Eastern Europe is the eastern part of the European continent. There is no consensus on the precise area it covers, partly because the term has a wide range of geopolitical, geographical, cultural and socioeconomic connotations. There are "almost as many definitions of Eastern Europe as there are scholars of the region". A related United Nations paper adds that "every assessment of spatial identities is essentially a social and cultural construct". One definition describes Eastern Europe as a cultural entity: the region lying in Europe with the main characteristics consisting of Greek, Byzantine, Eastern Orthodox, Russian and some Ottoman culture influences.

Geographical type: Region

  • Estonia - Territory in north central Europe, ruled since 1991 by the Eesti Vabariik
  • Latvia - Territory in north central Europe, ruled since 1990 by the Latvijas Republika
  • Lithuania - Territory in north central Europe, ruled since 1991 by the Lietuvos Respublika
  • Romania - Territory in southeast Europe, ruled since 1991 by the Statul Român
  • Russia - Territory in eastern Europe and northern Asia, ruled since 1991 by the Rossiyskaya Federatsiya
  • Ukraine - Territory in eastern Europe, ruled since 1991 by the republic of Uryad Ukrayiny

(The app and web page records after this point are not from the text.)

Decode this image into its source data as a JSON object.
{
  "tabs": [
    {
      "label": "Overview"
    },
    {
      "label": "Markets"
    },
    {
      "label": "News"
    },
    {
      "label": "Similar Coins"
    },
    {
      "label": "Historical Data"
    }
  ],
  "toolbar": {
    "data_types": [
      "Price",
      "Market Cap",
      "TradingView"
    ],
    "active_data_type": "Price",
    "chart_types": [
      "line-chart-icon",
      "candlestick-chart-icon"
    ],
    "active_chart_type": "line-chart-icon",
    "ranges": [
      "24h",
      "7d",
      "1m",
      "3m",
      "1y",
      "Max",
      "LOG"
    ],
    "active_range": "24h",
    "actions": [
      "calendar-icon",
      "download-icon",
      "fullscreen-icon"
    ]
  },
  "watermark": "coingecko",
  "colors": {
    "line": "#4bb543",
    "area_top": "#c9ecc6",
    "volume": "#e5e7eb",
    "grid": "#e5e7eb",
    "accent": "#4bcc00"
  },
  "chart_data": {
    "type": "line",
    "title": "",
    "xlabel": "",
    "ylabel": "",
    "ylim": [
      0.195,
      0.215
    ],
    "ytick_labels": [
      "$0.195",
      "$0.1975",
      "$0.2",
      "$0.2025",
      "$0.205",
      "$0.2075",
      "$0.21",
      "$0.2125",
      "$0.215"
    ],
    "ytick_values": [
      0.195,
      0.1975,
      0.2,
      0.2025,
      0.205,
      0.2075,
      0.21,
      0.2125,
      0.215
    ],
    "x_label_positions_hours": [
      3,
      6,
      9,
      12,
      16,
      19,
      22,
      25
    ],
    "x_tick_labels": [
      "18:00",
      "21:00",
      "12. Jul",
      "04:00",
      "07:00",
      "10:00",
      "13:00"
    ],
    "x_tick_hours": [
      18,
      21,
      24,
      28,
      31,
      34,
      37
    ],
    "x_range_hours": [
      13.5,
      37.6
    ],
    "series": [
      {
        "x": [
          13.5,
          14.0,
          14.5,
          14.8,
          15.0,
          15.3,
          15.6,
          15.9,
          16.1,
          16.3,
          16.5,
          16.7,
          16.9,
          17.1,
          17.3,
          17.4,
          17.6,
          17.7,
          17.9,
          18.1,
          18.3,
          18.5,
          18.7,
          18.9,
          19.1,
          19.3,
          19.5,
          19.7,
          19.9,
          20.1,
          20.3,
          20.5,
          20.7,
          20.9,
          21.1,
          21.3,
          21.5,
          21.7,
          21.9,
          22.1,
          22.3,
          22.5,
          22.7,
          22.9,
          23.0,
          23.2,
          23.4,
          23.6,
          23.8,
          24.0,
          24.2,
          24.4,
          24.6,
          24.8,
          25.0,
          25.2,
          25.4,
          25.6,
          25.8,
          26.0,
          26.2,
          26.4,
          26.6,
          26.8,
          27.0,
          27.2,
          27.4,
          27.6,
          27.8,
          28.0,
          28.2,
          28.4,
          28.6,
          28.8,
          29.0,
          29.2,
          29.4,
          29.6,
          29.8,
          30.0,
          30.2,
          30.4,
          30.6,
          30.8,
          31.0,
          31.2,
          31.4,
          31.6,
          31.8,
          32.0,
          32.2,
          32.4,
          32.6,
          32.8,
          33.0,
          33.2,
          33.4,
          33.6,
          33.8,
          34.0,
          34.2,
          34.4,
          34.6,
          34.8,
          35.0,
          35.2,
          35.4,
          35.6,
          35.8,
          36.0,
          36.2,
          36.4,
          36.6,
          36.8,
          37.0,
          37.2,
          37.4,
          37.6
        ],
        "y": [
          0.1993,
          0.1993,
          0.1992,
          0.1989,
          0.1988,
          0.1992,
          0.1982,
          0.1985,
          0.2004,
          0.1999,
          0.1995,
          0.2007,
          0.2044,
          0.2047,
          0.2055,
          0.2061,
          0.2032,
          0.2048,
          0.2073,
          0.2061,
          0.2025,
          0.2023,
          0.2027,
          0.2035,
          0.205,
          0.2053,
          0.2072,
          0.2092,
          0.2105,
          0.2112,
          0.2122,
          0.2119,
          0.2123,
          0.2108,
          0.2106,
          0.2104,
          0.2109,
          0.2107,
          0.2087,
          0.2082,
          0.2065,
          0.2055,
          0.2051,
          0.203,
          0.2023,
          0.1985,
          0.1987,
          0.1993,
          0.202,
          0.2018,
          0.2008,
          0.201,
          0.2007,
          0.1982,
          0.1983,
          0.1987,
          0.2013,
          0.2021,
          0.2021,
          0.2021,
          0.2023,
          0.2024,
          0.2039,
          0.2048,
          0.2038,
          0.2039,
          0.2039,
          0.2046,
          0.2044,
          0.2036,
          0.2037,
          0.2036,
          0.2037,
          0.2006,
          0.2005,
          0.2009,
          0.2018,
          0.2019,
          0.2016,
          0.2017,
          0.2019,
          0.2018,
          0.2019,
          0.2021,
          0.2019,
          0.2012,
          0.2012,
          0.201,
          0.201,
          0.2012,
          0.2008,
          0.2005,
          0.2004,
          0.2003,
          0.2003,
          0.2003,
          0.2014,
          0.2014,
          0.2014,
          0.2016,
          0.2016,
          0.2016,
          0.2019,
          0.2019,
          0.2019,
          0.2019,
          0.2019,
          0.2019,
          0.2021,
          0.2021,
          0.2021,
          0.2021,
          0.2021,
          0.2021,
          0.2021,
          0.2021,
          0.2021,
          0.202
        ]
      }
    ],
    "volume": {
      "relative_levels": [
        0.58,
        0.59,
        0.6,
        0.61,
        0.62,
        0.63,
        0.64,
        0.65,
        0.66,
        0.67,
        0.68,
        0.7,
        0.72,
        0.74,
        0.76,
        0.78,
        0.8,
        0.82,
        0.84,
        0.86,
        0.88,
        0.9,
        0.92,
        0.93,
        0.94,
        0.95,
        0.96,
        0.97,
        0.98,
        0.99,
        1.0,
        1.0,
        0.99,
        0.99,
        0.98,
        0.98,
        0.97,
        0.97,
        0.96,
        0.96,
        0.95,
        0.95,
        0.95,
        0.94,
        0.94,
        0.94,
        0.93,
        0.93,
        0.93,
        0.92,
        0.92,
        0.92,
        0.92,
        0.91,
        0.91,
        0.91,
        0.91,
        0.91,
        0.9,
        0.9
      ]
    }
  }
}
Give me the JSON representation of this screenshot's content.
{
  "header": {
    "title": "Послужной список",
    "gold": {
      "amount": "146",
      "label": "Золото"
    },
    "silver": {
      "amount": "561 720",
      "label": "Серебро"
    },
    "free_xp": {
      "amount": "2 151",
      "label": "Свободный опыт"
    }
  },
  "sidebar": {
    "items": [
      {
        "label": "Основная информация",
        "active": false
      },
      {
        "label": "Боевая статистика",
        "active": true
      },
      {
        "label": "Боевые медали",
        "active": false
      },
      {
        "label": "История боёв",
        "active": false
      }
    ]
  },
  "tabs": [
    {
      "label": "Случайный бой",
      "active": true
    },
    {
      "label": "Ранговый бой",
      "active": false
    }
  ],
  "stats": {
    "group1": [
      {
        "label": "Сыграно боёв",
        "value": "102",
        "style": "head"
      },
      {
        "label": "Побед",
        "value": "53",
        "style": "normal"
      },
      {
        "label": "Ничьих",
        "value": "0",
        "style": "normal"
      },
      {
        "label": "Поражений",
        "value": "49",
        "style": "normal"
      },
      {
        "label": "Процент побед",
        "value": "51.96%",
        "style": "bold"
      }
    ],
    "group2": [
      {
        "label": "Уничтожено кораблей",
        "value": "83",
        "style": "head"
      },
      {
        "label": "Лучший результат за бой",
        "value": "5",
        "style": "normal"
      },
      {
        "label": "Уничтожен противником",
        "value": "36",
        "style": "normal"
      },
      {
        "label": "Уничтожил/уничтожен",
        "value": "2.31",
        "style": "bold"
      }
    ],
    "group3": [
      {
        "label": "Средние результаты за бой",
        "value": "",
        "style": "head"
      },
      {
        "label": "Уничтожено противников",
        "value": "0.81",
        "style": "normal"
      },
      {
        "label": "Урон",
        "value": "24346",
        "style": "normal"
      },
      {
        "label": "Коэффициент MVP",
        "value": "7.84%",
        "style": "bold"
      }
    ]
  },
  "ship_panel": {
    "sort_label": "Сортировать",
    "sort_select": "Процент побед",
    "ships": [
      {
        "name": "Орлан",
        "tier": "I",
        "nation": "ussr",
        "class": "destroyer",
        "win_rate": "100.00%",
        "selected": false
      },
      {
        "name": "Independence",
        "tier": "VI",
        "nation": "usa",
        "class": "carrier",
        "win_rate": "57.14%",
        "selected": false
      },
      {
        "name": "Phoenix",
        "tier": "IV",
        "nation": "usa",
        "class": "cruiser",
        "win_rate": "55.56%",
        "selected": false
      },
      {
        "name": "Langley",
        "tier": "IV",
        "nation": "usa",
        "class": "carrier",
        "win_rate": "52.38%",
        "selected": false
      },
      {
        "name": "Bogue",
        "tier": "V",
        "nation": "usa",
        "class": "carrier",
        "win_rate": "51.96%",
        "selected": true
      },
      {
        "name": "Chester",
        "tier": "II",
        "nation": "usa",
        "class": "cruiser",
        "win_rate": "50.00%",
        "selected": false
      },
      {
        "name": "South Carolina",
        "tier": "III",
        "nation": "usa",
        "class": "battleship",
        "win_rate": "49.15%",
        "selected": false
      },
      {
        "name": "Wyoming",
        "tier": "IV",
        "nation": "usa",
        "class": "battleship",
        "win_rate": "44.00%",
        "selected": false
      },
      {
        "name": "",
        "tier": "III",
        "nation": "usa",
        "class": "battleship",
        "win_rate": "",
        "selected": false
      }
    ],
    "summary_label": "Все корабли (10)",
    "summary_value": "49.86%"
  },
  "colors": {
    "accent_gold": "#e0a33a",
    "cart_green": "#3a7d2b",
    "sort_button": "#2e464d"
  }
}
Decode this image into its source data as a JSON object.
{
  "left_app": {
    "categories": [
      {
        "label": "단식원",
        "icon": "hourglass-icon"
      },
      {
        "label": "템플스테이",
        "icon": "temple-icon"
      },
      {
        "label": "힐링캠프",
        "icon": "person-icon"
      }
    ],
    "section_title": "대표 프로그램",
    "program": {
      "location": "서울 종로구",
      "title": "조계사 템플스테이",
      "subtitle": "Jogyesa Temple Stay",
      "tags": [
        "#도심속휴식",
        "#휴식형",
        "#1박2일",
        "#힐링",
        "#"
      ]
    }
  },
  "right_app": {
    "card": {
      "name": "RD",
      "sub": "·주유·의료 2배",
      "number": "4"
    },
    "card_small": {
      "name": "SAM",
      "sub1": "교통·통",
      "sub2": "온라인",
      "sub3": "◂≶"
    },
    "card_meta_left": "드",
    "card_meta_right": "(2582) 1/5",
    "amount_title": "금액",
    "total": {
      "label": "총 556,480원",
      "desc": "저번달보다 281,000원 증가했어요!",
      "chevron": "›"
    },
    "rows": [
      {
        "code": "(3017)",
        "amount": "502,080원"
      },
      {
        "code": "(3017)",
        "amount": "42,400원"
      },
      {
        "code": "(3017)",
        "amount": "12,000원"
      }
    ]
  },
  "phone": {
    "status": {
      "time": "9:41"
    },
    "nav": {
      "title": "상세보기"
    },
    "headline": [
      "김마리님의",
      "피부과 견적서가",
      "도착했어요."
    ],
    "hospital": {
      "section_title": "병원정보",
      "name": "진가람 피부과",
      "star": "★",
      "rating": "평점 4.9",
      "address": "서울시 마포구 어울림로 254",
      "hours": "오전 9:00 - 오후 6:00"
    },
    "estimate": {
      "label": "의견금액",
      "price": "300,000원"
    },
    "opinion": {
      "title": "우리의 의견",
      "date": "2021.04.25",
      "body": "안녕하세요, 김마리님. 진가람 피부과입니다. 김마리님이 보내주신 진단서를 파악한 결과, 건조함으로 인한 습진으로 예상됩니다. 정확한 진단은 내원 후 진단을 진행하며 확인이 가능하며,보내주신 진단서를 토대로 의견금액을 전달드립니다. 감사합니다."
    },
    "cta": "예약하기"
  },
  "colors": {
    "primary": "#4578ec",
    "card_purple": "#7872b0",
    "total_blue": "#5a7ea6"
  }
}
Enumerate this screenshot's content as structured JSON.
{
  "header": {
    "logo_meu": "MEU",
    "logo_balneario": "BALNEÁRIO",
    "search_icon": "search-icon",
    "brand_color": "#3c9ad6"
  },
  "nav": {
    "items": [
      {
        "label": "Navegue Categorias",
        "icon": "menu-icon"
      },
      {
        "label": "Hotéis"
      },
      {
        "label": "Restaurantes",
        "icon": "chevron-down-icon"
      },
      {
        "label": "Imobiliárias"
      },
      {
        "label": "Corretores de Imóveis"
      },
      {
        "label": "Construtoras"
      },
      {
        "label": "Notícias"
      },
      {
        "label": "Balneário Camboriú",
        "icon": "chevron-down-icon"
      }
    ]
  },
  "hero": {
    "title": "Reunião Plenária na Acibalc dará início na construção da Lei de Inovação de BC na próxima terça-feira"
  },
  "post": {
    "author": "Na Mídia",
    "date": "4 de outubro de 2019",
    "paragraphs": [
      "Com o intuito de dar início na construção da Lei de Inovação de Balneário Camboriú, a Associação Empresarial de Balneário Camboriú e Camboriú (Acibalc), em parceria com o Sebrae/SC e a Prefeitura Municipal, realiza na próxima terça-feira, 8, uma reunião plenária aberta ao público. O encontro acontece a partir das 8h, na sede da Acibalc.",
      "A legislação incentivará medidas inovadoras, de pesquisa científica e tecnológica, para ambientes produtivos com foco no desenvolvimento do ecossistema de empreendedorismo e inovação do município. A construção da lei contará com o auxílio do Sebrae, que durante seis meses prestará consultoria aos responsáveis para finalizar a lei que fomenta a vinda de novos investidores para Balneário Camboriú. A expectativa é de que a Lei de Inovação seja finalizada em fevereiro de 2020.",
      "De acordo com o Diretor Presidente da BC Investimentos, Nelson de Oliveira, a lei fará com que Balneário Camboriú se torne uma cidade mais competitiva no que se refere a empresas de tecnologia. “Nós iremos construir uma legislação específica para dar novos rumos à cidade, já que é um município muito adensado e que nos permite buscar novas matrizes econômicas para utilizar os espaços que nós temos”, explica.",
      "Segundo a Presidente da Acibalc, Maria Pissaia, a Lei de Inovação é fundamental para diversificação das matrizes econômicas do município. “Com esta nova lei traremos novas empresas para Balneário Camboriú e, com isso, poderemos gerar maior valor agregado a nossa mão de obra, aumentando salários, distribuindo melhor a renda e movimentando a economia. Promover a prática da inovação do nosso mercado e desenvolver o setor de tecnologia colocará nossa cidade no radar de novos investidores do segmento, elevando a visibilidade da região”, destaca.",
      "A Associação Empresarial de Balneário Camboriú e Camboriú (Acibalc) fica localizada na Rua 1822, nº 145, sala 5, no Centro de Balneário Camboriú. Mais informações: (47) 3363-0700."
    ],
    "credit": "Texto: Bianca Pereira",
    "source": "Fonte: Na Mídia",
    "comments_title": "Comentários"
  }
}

The Troops Don't Defend Our Freedoms, by Jacob G. Hornberger, 21 Oct 2005
Examines whether foreign invasion, terrorists taking over the government and the federal government, through the President and its orders to a "loyal and obedient" standing army, are plausible threats to the freedom and well-being of Americans
Think back to 1989 and the years following — when the Berlin Wall fell, East and West Germany were united, Soviet troops withdrew from Eastern Europe, and the Soviet Union was dismantled. The Pentagon didn't know what to do. Unexpectedly, its 50-year-old "official enemy" was gone. (The Soviet Union had previously been America's "ally" that had "liberated" Eastern Europe from Nazi Germany.) With the fall of the Soviet empire (and, actually, before the fall), the obvious question arose: Why should the United States continue to have an enormous standing army and spend billions of dollars in taxpayer money to keep it in existence?

The introductory paragraph uses material from the Wikipedia article "Eastern Europe" as of 26 Oct 2018, which is released under the Creative Commons Attribution-Share-Alike License 3.0.